  • creeping eruption: Caused by hookworms, creeping eruption infects humans when they come into contact with infected pet feces. This parasitic skin infection causes intense itchiness on the lower body. Liquid thiabendazole and prescription topical creams are used to treat creeping eruption.
  • lice: Caused by the presence of tiny insects, lice causes the affected area to be severely itchy. This highly contagious parasitic skin infection is treated with medicated shampoo and soaps, along with a thorough washing of all clothing and materials the affected person has touched.
  • scabies: Caused by a mite infestation, scabies is a highly contagious parasitic infection that causes the skin to erupt with tiny, itchy red bumps. Treatment for scabies includes prescription ointments and antihistamines to relieve itchiness.

Viral Skin Infections
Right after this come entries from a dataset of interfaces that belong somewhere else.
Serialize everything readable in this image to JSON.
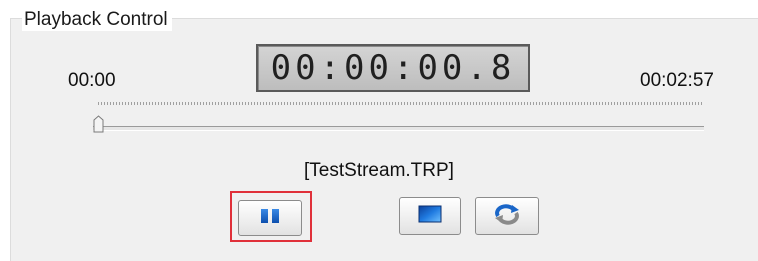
{
  "group": {
    "title": "Playback Control"
  },
  "timer": {
    "display": "00:00:00.8",
    "start": "00:00",
    "end": "00:02:57"
  },
  "seek": {
    "position_fraction": 0.0
  },
  "file": {
    "name": "[TestStream.TRP]"
  },
  "buttons": {
    "pause": {
      "icon": "pause-icon"
    },
    "stop": {
      "icon": "stop-icon"
    },
    "loop": {
      "icon": "repeat-icon"
    }
  },
  "colors": {
    "highlight": "#e0303a",
    "icon_blue": "#1a66c8"
  }
}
The three main types of viruses that cause skin infections include the herpes simplex virus, the papillomavirus and the poxvirus. Because there is no cure for viruses, treatment for viral conditions focuses on relieving the symptoms. Common viral skin infections include:

  • cold sores: Caused by the herpes virus, cold sores cause small, itchy blisters to form around the mouth. Oral soreness and tingling around the lips are also symptoms associated with cold sores. Treating cold sores requires that patients take anti-viral drugs and/or use idoxuridine paint (a type of topical treatment).
  • shingles: Also referred to as herpes zoster, shingles is characterized by rashes, skin sensitivity and small painful blisters anywhere on the body. Shingles are considered to be caused, in part, by stress. Bed rest, calamine lotion and the application of cold compresses defines the usual treatment options for shingles.

Resources

University of Maryland Medical Center (n.d.). Dermatology: Skin Infections. Retrieved November 1, 2007 from the UMMC Web site: http://www.umm.edu/dermatology-info/infhub.htm.